▸ **Task inputs**

= = = = = = =

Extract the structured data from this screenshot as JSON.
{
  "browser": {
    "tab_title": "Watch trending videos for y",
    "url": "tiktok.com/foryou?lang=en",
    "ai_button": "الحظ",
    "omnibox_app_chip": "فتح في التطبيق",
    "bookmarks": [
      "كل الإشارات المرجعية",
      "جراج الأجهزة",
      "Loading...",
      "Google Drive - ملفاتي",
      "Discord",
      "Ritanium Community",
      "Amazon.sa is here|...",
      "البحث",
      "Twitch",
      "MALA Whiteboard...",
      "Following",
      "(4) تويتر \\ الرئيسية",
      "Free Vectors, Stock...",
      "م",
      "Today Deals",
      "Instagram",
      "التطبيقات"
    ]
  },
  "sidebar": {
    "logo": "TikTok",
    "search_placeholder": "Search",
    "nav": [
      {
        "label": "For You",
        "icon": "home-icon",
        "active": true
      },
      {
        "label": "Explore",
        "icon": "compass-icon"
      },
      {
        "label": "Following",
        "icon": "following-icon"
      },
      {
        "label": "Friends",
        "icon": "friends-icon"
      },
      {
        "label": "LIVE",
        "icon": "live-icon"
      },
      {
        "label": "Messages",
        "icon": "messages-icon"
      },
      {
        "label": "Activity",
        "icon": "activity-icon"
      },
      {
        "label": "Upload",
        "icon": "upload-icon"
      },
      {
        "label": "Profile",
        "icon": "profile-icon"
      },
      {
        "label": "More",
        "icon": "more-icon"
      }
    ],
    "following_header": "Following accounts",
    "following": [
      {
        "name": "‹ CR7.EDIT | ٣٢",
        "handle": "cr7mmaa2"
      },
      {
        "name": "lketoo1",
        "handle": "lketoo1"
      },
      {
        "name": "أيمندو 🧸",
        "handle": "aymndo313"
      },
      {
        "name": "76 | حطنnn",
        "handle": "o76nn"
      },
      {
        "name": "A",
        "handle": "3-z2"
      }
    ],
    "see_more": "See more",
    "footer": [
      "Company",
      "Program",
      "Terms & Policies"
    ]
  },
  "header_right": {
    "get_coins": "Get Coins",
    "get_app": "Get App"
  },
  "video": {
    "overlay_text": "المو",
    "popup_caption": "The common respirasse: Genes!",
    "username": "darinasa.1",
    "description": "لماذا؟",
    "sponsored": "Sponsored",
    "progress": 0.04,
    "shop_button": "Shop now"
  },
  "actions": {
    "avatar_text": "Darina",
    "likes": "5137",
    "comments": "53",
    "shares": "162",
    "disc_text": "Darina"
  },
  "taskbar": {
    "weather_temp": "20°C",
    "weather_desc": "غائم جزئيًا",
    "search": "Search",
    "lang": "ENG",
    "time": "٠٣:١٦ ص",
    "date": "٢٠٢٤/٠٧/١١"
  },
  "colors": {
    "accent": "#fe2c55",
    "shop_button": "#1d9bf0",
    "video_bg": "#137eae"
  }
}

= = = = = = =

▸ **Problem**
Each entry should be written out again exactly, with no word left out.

▸ **Exercise solution**
Extract the structured data from this screenshot as JSON.
{
  "browser": {
    "tab_title": "Watch trending videos for y",
    "url": "tiktok.com/foryou?lang=en",
    "ai_button": "الحظ",
    "omnibox_app_chip": "فتح في التطبيق",
    "bookmarks": [
      "كل الإشارات المرجعية",
      "جراج الأجهزة",
      "Loading...",
      "Google Drive - ملفاتي",
      "Discord",
      "Ritanium Community",
      "Amazon.sa is here|...",
      "البحث",
      "Twitch",
      "MALA Whiteboard...",
      "Following",
      "(4) تويتر \\ الرئيسية",
      "Free Vectors, Stock...",
      "م",
      "Today Deals",
      "Instagram",
      "التطبيقات"
    ]
  },
  "sidebar": {
    "logo": "TikTok",
    "search_placeholder": "Search",
    "nav": [
      {
        "label": "For You",
        "icon": "home-icon",
        "active": true
      },
      {
        "label": "Explore",
        "icon": "compass-icon"
      },
      {
        "label": "Following",
        "icon": "following-icon"
      },
      {
        "label": "Friends",
        "icon": "friends-icon"
      },
      {
        "label": "LIVE",
        "icon": "live-icon"
      },
      {
        "label": "Messages",
        "icon": "messages-icon"
      },
      {
        "label": "Activity",
        "icon": "activity-icon"
      },
      {
        "label": "Upload",
        "icon": "upload-icon"
      },
      {
        "label": "Profile",
        "icon": "profile-icon"
      },
      {
        "label": "More",
        "icon": "more-icon"
      }
    ],
    "following_header": "Following accounts",
    "following": [
      {
        "name": "‹ CR7.EDIT | ٣٢",
        "handle": "cr7mmaa2"
      },
      {
        "name": "lketoo1",
        "handle": "lketoo1"
      },
      {
        "name": "أيمندو 🧸",
        "handle": "aymndo313"
      },
      {
        "name": "76 | حطنnn",
        "handle": "o76nn"
      },
      {
        "name": "A",
        "handle": "3-z2"
      }
    ],
    "see_more": "See more",
    "footer": [
      "Company",
      "Program",
      "Terms & Policies"
    ]
  },
  "header_right": {
    "get_coins": "Get Coins",
    "get_app": "Get App"
  },
  "video": {
    "overlay_text": "المو",
    "popup_caption": "The common respirasse: Genes!",
    "username": "darinasa.1",
    "description": "لماذا؟",
    "sponsored": "Sponsored",
    "progress": 0.04,
    "shop_button": "Shop now"
  },
  "actions": {
    "avatar_text": "Darina",
    "likes": "5137",
    "comments": "53",
    "shares": "162",
    "disc_text": "Darina"
  },
  "taskbar": {
    "weather_temp": "20°C",
    "weather_desc": "غائم جزئيًا",
    "search": "Search",
    "lang": "ENG",
    "time": "٠٣:١٦ ص",
    "date": "٢٠٢٤/٠٧/١١"
  },
  "colors": {
    "accent": "#fe2c55",
    "shop_button": "#1d9bf0",
    "video_bg": "#137eae"
  }
}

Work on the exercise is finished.